# What is needed
For each line in the data below, write an exact copy.

•••••

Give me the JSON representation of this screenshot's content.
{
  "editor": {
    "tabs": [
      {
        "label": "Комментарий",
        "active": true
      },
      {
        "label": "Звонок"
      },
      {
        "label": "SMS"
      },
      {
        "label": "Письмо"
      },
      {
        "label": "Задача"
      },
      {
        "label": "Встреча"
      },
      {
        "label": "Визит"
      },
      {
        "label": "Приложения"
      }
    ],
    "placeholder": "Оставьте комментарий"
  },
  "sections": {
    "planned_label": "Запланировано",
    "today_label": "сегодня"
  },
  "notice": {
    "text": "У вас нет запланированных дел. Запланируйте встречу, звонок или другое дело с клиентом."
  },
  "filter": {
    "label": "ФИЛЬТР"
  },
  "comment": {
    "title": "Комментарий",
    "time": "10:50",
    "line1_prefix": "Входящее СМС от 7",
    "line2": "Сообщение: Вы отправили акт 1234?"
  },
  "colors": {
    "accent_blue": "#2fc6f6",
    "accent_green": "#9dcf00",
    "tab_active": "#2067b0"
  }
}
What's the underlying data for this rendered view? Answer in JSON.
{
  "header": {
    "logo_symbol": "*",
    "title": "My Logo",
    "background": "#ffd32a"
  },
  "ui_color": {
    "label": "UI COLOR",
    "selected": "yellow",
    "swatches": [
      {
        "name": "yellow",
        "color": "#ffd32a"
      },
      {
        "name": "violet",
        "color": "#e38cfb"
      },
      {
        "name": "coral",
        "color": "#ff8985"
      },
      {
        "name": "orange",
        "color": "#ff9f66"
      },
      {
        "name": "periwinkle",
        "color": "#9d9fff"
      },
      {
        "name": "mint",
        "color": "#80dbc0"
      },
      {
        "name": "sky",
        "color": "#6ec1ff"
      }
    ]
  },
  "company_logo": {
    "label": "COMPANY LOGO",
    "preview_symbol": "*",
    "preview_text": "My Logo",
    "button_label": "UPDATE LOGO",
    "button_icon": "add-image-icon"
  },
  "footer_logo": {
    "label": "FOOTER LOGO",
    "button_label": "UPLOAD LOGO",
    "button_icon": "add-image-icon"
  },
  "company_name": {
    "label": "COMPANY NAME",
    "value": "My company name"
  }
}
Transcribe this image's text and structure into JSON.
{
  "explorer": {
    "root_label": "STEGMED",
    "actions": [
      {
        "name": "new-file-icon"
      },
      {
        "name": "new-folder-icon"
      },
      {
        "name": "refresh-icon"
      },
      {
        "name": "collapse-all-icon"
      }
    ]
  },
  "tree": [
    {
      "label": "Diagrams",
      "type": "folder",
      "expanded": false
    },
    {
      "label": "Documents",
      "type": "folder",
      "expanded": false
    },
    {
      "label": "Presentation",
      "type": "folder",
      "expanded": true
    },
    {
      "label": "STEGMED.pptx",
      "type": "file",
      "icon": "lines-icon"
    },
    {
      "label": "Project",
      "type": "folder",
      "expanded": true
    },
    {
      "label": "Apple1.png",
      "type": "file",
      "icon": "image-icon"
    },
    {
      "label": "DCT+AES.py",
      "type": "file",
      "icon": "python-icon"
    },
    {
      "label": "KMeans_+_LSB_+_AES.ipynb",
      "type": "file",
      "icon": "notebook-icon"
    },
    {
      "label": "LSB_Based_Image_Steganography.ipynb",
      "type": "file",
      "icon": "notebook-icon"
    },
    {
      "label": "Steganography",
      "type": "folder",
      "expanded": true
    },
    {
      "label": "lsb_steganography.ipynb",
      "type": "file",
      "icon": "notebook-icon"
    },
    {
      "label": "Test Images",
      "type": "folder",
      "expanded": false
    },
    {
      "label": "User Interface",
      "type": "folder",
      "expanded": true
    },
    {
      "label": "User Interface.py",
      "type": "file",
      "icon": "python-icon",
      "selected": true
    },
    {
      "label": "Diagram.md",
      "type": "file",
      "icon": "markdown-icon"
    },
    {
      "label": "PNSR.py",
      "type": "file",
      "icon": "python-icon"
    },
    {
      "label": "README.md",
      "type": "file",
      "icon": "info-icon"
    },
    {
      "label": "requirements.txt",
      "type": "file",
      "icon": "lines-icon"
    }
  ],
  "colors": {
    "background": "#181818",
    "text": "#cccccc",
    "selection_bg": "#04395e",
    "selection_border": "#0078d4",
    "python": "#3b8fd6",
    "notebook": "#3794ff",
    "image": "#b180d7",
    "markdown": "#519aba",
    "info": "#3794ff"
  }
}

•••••

# Result of this exercise
Give me the JSON representation of this screenshot's content.
{
  "editor": {
    "tabs": [
      {
        "label": "Комментарий",
        "active": true
      },
      {
        "label": "Звонок"
      },
      {
        "label": "SMS"
      },
      {
        "label": "Письмо"
      },
      {
        "label": "Задача"
      },
      {
        "label": "Встреча"
      },
      {
        "label": "Визит"
      },
      {
        "label": "Приложения"
      }
    ],
    "placeholder": "Оставьте комментарий"
  },
  "sections": {
    "planned_label": "Запланировано",
    "today_label": "сегодня"
  },
  "notice": {
    "text": "У вас нет запланированных дел. Запланируйте встречу, звонок или другое дело с клиентом."
  },
  "filter": {
    "label": "ФИЛЬТР"
  },
  "comment": {
    "title": "Комментарий",
    "time": "10:50",
    "line1_prefix": "Входящее СМС от 7",
    "line2": "Сообщение: Вы отправили акт 1234?"
  },
  "colors": {
    "accent_blue": "#2fc6f6",
    "accent_green": "#9dcf00",
    "tab_active": "#2067b0"
  }
}
What's the underlying data for this rendered view? Answer in JSON.
{
  "header": {
    "logo_symbol": "*",
    "title": "My Logo",
    "background": "#ffd32a"
  },
  "ui_color": {
    "label": "UI COLOR",
    "selected": "yellow",
    "swatches": [
      {
        "name": "yellow",
        "color": "#ffd32a"
      },
      {
        "name": "violet",
        "color": "#e38cfb"
      },
      {
        "name": "coral",
        "color": "#ff8985"
      },
      {
        "name": "orange",
        "color": "#ff9f66"
      },
      {
        "name": "periwinkle",
        "color": "#9d9fff"
      },
      {
        "name": "mint",
        "color": "#80dbc0"
      },
      {
        "name": "sky",
        "color": "#6ec1ff"
      }
    ]
  },
  "company_logo": {
    "label": "COMPANY LOGO",
    "preview_symbol": "*",
    "preview_text": "My Logo",
    "button_label": "UPDATE LOGO",
    "button_icon": "add-image-icon"
  },
  "footer_logo": {
    "label": "FOOTER LOGO",
    "button_label": "UPLOAD LOGO",
    "button_icon": "add-image-icon"
  },
  "company_name": {
    "label": "COMPANY NAME",
    "value": "My company name"
  }
}
Transcribe this image's text and structure into JSON.
{
  "explorer": {
    "root_label": "STEGMED",
    "actions": [
      {
        "name": "new-file-icon"
      },
      {
        "name": "new-folder-icon"
      },
      {
        "name": "refresh-icon"
      },
      {
        "name": "collapse-all-icon"
      }
    ]
  },
  "tree": [
    {
      "label": "Diagrams",
      "type": "folder",
      "expanded": false
    },
    {
      "label": "Documents",
      "type": "folder",
      "expanded": false
    },
    {
      "label": "Presentation",
      "type": "folder",
      "expanded": true
    },
    {
      "label": "STEGMED.pptx",
      "type": "file",
      "icon": "lines-icon"
    },
    {
      "label": "Project",
      "type": "folder",
      "expanded": true
    },
    {
      "label": "Apple1.png",
      "type": "file",
      "icon": "image-icon"
    },
    {
      "label": "DCT+AES.py",
      "type": "file",
      "icon": "python-icon"
    },
    {
      "label": "KMeans_+_LSB_+_AES.ipynb",
      "type": "file",
      "icon": "notebook-icon"
    },
    {
      "label": "LSB_Based_Image_Steganography.ipynb",
      "type": "file",
      "icon": "notebook-icon"
    },
    {
      "label": "Steganography",
      "type": "folder",
      "expanded": true
    },
    {
      "label": "lsb_steganography.ipynb",
      "type": "file",
      "icon": "notebook-icon"
    },
    {
      "label": "Test Images",
      "type": "folder",
      "expanded": false
    },
    {
      "label": "User Interface",
      "type": "folder",
      "expanded": true
    },
    {
      "label": "User Interface.py",
      "type": "file",
      "icon": "python-icon",
      "selected": true
    },
    {
      "label": "Diagram.md",
      "type": "file",
      "icon": "markdown-icon"
    },
    {
      "label": "PNSR.py",
      "type": "file",
      "icon": "python-icon"
    },
    {
      "label": "README.md",
      "type": "file",
      "icon": "info-icon"
    },
    {
      "label": "requirements.txt",
      "type": "file",
      "icon": "lines-icon"
    }
  ],
  "colors": {
    "background": "#181818",
    "text": "#cccccc",
    "selection_bg": "#04395e",
    "selection_border": "#0078d4",
    "python": "#3b8fd6",
    "notebook": "#3794ff",
    "image": "#b180d7",
    "markdown": "#519aba",
    "info": "#3794ff"
  }
}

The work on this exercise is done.